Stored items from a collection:
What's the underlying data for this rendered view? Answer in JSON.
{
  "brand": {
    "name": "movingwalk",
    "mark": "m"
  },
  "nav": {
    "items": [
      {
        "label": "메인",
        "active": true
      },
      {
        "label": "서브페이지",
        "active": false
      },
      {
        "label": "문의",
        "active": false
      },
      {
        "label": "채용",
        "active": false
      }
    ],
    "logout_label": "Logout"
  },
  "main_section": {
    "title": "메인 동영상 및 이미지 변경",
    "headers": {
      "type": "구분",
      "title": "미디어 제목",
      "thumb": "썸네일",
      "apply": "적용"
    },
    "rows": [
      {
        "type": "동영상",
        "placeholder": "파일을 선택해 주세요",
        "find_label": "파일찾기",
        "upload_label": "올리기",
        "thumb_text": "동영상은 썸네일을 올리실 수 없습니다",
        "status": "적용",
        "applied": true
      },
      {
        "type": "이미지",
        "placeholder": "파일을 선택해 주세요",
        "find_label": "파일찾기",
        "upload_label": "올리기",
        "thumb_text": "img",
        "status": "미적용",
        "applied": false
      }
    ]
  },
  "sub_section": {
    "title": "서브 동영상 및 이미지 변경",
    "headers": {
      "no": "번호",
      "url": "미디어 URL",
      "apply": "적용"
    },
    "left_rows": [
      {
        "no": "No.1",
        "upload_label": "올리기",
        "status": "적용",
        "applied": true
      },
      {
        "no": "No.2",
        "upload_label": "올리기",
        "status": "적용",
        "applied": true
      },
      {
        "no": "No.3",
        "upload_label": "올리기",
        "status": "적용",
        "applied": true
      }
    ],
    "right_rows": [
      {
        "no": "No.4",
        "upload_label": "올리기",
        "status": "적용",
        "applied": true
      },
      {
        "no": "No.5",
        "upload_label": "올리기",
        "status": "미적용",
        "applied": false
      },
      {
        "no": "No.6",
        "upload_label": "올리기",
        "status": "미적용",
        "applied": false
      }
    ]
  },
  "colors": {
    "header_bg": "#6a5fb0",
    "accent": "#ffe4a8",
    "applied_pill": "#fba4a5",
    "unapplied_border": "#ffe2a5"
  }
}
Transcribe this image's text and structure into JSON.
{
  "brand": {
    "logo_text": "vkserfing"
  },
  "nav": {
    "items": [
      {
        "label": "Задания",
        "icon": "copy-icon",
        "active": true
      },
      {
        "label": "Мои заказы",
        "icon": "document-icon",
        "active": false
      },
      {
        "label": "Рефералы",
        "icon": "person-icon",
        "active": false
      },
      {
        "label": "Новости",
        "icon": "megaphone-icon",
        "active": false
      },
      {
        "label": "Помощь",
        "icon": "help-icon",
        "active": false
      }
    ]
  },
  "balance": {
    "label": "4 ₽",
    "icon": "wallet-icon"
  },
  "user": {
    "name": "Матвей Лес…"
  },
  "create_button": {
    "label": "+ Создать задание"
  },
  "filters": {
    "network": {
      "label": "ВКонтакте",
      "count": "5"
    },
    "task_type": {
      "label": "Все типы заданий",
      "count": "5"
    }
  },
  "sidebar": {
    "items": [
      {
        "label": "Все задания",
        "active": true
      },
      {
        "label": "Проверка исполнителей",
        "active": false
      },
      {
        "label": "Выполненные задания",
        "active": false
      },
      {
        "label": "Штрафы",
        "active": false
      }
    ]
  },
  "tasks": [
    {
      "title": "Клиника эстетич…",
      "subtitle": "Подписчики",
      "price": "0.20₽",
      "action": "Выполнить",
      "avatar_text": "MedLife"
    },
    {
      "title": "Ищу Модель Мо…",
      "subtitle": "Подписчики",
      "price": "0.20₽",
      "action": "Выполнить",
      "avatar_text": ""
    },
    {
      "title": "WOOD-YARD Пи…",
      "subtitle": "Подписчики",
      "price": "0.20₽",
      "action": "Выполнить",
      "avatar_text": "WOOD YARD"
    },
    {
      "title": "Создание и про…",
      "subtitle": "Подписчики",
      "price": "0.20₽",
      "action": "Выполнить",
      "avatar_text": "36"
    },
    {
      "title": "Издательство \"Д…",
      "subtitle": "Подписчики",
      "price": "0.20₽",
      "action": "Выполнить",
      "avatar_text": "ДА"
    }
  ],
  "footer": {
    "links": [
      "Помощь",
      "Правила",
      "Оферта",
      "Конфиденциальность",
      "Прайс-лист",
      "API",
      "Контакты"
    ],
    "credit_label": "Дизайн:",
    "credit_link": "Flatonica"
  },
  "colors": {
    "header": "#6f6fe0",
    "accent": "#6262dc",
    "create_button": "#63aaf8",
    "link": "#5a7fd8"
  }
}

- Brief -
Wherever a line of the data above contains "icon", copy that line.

- Written solution -
        "icon": "copy-icon",
        "icon": "document-icon",
        "icon": "person-icon",
        "icon": "megaphone-icon",
        "icon": "help-icon",
    "icon": "wallet-icon"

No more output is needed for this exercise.